EXCERPTED DATA START

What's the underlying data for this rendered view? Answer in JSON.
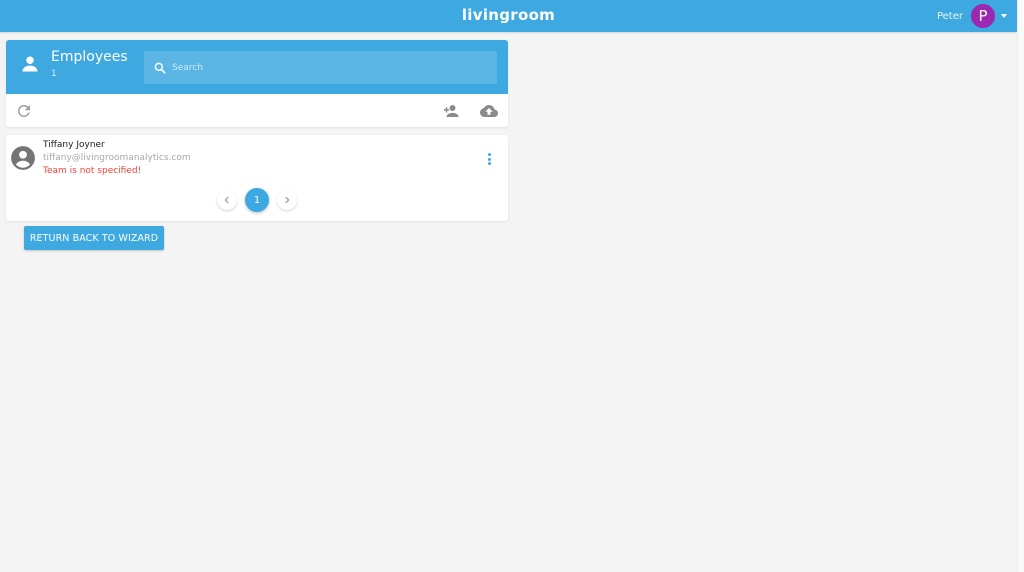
{
  "topbar": {
    "brand": "livingroom",
    "user_name": "Peter",
    "avatar_initial": "P",
    "avatar_color": "#9c27b0",
    "accent_color": "#3ea8e0"
  },
  "employees_panel": {
    "title": "Employees",
    "count": "1",
    "search_placeholder": "Search",
    "search_value": "",
    "toolbar_icons": [
      "refresh-icon",
      "add-user-icon",
      "cloud-upload-icon"
    ]
  },
  "employee_list": [
    {
      "name": "Tiffany Joyner",
      "email": "tiffany@livingroomanalytics.com",
      "warning": "Team is not specified!",
      "warning_color": "#f44336"
    }
  ],
  "pagination": {
    "current_page": "1"
  },
  "wizard_button_label": "RETURN BACK TO WIZARD"
}
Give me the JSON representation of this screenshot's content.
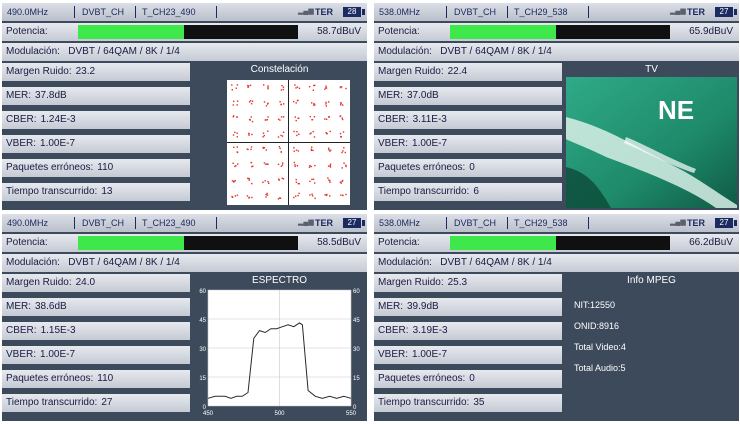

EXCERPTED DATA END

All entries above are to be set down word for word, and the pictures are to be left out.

### WRITTEN RESPONSE
What's the underlying data for this rendered view? Answer in JSON.
{
  "topbar": {
    "brand": "livingroom",
    "user_name": "Peter",
    "avatar_initial": "P",
    "avatar_color": "#9c27b0",
    "accent_color": "#3ea8e0"
  },
  "employees_panel": {
    "title": "Employees",
    "count": "1",
    "search_placeholder": "Search",
    "search_value": "",
    "toolbar_icons": [
      "refresh-icon",
      "add-user-icon",
      "cloud-upload-icon"
    ]
  },
  "employee_list": [
    {
      "name": "Tiffany Joyner",
      "email": "tiffany@livingroomanalytics.com",
      "warning": "Team is not specified!",
      "warning_color": "#f44336"
    }
  ],
  "pagination": {
    "current_page": "1"
  },
  "wizard_button_label": "RETURN BACK TO WIZARD"
}
Give me the JSON representation of this screenshot's content.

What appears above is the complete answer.